--- START ---

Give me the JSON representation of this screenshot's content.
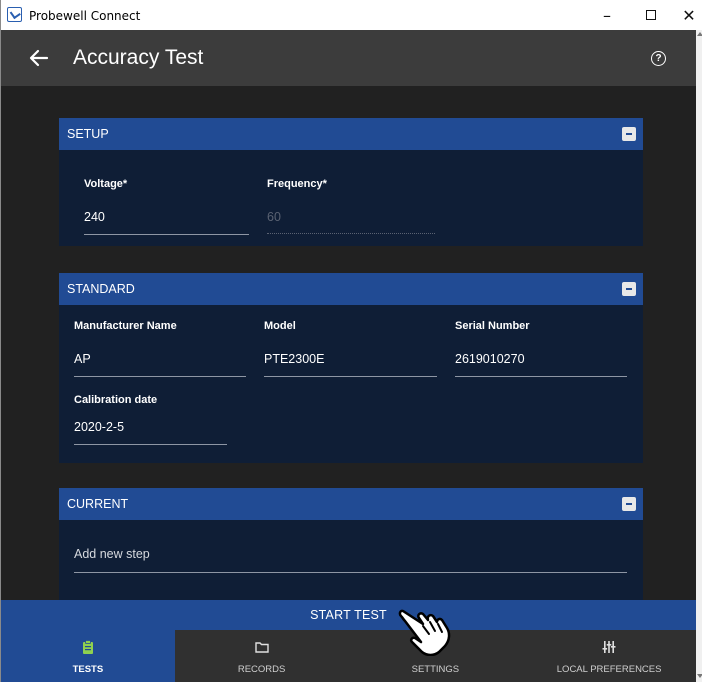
{
  "window": {
    "title": "Probewell Connect",
    "min": "–",
    "close": "✕"
  },
  "header": {
    "title": "Accuracy Test"
  },
  "setup": {
    "title": "SETUP",
    "voltage": {
      "label": "Voltage*",
      "value": "240"
    },
    "frequency": {
      "label": "Frequency*",
      "value": "60"
    }
  },
  "standard": {
    "title": "STANDARD",
    "manufacturer": {
      "label": "Manufacturer Name",
      "value": "AP"
    },
    "model": {
      "label": "Model",
      "value": "PTE2300E"
    },
    "serial": {
      "label": "Serial Number",
      "value": "2619010270"
    },
    "calibration": {
      "label": "Calibration date",
      "value": "2020-2-5"
    }
  },
  "current": {
    "title": "CURRENT",
    "add_step": "Add new step"
  },
  "start_test": "START TEST",
  "nav": [
    {
      "label": "TESTS",
      "icon": "clipboard-icon",
      "active": true
    },
    {
      "label": "RECORDS",
      "icon": "folder-icon",
      "active": false
    },
    {
      "label": "SETTINGS",
      "icon": "gear-icon",
      "active": false
    },
    {
      "label": "LOCAL PREFERENCES",
      "icon": "sliders-icon",
      "active": false
    }
  ],
  "colors": {
    "accent": "#214b94",
    "card": "#0f1e36",
    "background": "#212121",
    "appbar": "#3c3c3c"
  }
}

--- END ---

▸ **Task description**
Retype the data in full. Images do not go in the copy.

▸ **Answer for this exercise**
Give me the JSON representation of this screenshot's content.
{
  "window": {
    "title": "Probewell Connect",
    "min": "–",
    "close": "✕"
  },
  "header": {
    "title": "Accuracy Test"
  },
  "setup": {
    "title": "SETUP",
    "voltage": {
      "label": "Voltage*",
      "value": "240"
    },
    "frequency": {
      "label": "Frequency*",
      "value": "60"
    }
  },
  "standard": {
    "title": "STANDARD",
    "manufacturer": {
      "label": "Manufacturer Name",
      "value": "AP"
    },
    "model": {
      "label": "Model",
      "value": "PTE2300E"
    },
    "serial": {
      "label": "Serial Number",
      "value": "2619010270"
    },
    "calibration": {
      "label": "Calibration date",
      "value": "2020-2-5"
    }
  },
  "current": {
    "title": "CURRENT",
    "add_step": "Add new step"
  },
  "start_test": "START TEST",
  "nav": [
    {
      "label": "TESTS",
      "icon": "clipboard-icon",
      "active": true
    },
    {
      "label": "RECORDS",
      "icon": "folder-icon",
      "active": false
    },
    {
      "label": "SETTINGS",
      "icon": "gear-icon",
      "active": false
    },
    {
      "label": "LOCAL PREFERENCES",
      "icon": "sliders-icon",
      "active": false
    }
  ],
  "colors": {
    "accent": "#214b94",
    "card": "#0f1e36",
    "background": "#212121",
    "appbar": "#3c3c3c"
  }
}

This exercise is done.